- Credentials autocomplete for added convenience
- Password managers are better at identifying phishing websites than humans
- Multiple factor authentication significantly mitigates the risk of a single point of failure
Now let’s weigh the advantages of writing passwords in a notebook over a password manager:
- Resilient against remote attacks, paper is less hackable than computers
- No risk of forgetting the master password and losing access to all credential data
- Reduced risk surface
- Writing down passwords is more friendly to non-tech-savvy users
- Self-ownership over data. Usage of cloud-based password managers involves the handing over of sensitive information to a third party. This includes information about used websites, usernames, and passwords.
- The risks posed to a notebook sitting on one’s desk are better understood than the risks of digital data. New methods of extracting written information come up a lot rarer than cybersecurity threats.
- Cloud-based password managers tend to have a subscription fee business model
For most people, a password manager that is appropriately secured will provide the best balance of both security and usability. NCSC has provided the following recommendations for using password managers securely:
- Use two-factor authentication on the password manager. This is an essential step in mitigating the main risk of password managers – the single point of failure. With 2FA set up, an attacker that has gained access to the master password will not be able to compromise the victim’s accounts.
- Choose a strong master password to control access to the password manager. NCSC recommends the three random words methods to come up with memorable, long, and sufficiently random passwords. If memorising this password will be an issue, NCSC says that it is fine to write these down on paper, provided it is kept safe and out of sight. To someone not explicitly looking for credentials (a burglar), three seemingly random words written down on a piece of paper without additional context would be hard to correlate to a password manager.

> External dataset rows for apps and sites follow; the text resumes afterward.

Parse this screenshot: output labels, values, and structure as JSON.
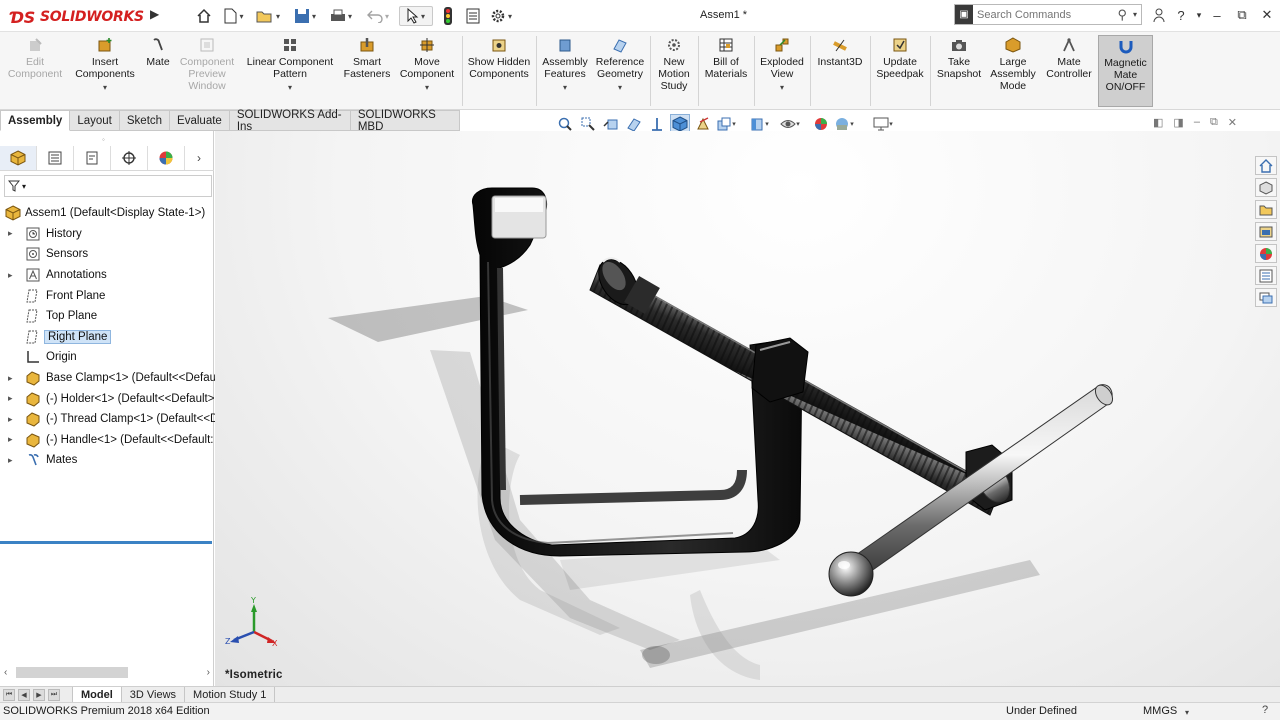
{
  "app": {
    "brand": "SOLIDWORKS",
    "title": "Assem1 *"
  },
  "search": {
    "placeholder": "Search Commands"
  },
  "command_manager": [
    {
      "label": "Edit Component",
      "icon": "edit-component-icon",
      "enabled": false
    },
    {
      "label": "Insert Components",
      "icon": "insert-components-icon",
      "enabled": true
    },
    {
      "label": "Mate",
      "icon": "mate-icon",
      "enabled": true
    },
    {
      "label": "Component Preview Window",
      "icon": "component-preview-icon",
      "enabled": false
    },
    {
      "label": "Linear Component Pattern",
      "icon": "linear-pattern-icon",
      "enabled": true
    },
    {
      "label": "Smart Fasteners",
      "icon": "smart-fasteners-icon",
      "enabled": true
    },
    {
      "label": "Move Component",
      "icon": "move-component-icon",
      "enabled": true
    },
    {
      "label": "Show Hidden Components",
      "icon": "show-hidden-icon",
      "enabled": true
    },
    {
      "label": "Assembly Features",
      "icon": "assembly-features-icon",
      "enabled": true
    },
    {
      "label": "Reference Geometry",
      "icon": "reference-geometry-icon",
      "enabled": true
    },
    {
      "label": "New Motion Study",
      "icon": "motion-study-icon",
      "enabled": true
    },
    {
      "label": "Bill of Materials",
      "icon": "bill-of-materials-icon",
      "enabled": true
    },
    {
      "label": "Exploded View",
      "icon": "exploded-view-icon",
      "enabled": true
    },
    {
      "label": "Instant3D",
      "icon": "instant3d-icon",
      "enabled": true
    },
    {
      "label": "Update Speedpak",
      "icon": "speedpak-icon",
      "enabled": true
    },
    {
      "label": "Take Snapshot",
      "icon": "snapshot-icon",
      "enabled": true
    },
    {
      "label": "Large Assembly Mode",
      "icon": "large-assembly-icon",
      "enabled": true
    },
    {
      "label": "Mate Controller",
      "icon": "mate-controller-icon",
      "enabled": true
    },
    {
      "label": "Magnetic Mate ON/OFF",
      "icon": "magnetic-mate-icon",
      "enabled": true
    }
  ],
  "tabs": [
    {
      "label": "Assembly",
      "active": true
    },
    {
      "label": "Layout"
    },
    {
      "label": "Sketch"
    },
    {
      "label": "Evaluate"
    },
    {
      "label": "SOLIDWORKS Add-Ins"
    },
    {
      "label": "SOLIDWORKS MBD"
    }
  ],
  "tree": {
    "root": "Assem1  (Default<Display State-1>)",
    "items": [
      {
        "label": "History",
        "icon": "history-icon",
        "expandable": true
      },
      {
        "label": "Sensors",
        "icon": "sensors-icon",
        "expandable": false
      },
      {
        "label": "Annotations",
        "icon": "annotations-icon",
        "expandable": true
      },
      {
        "label": "Front Plane",
        "icon": "plane-icon",
        "expandable": false
      },
      {
        "label": "Top Plane",
        "icon": "plane-icon",
        "expandable": false
      },
      {
        "label": "Right Plane",
        "icon": "plane-icon",
        "expandable": false,
        "selected": true
      },
      {
        "label": "Origin",
        "icon": "origin-icon",
        "expandable": false
      },
      {
        "label": "Base Clamp<1> (Default<<Defau",
        "icon": "part-icon",
        "expandable": true
      },
      {
        "label": "(-) Holder<1> (Default<<Default>",
        "icon": "part-icon",
        "expandable": true
      },
      {
        "label": "(-) Thread Clamp<1> (Default<<D",
        "icon": "part-icon",
        "expandable": true
      },
      {
        "label": "(-) Handle<1> (Default<<Default:",
        "icon": "part-icon",
        "expandable": true
      },
      {
        "label": "Mates",
        "icon": "mates-icon",
        "expandable": true
      }
    ]
  },
  "viewport": {
    "orientation": "*Isometric"
  },
  "bottom_tabs": [
    {
      "label": "Model",
      "active": true
    },
    {
      "label": "3D Views"
    },
    {
      "label": "Motion Study 1"
    }
  ],
  "status": {
    "app": "SOLIDWORKS Premium 2018 x64 Edition",
    "definition": "Under Defined",
    "units": "MMGS",
    "help": "?"
  },
  "colors": {
    "brand_red": "#d42020",
    "selection_blue": "#cfe3f7",
    "accent_blue": "#3b82c4"
  }
}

- Keep the used password manager software updated.
While a password manager will likely greatly benefit one’s password usage, as discussed, there are valid upsides and downsides to both solutions, and choosing the right approach is reliant on an individual’s own situation.
It is not without merit for someone to decide that they want full autonomy over their online banking credentials or recommend to a non-tech-savvy person to write their passwords down as they might struggle with handling a password manager.
Our takeaway is, to do what’s right for you in relation to your usage and threat landscape.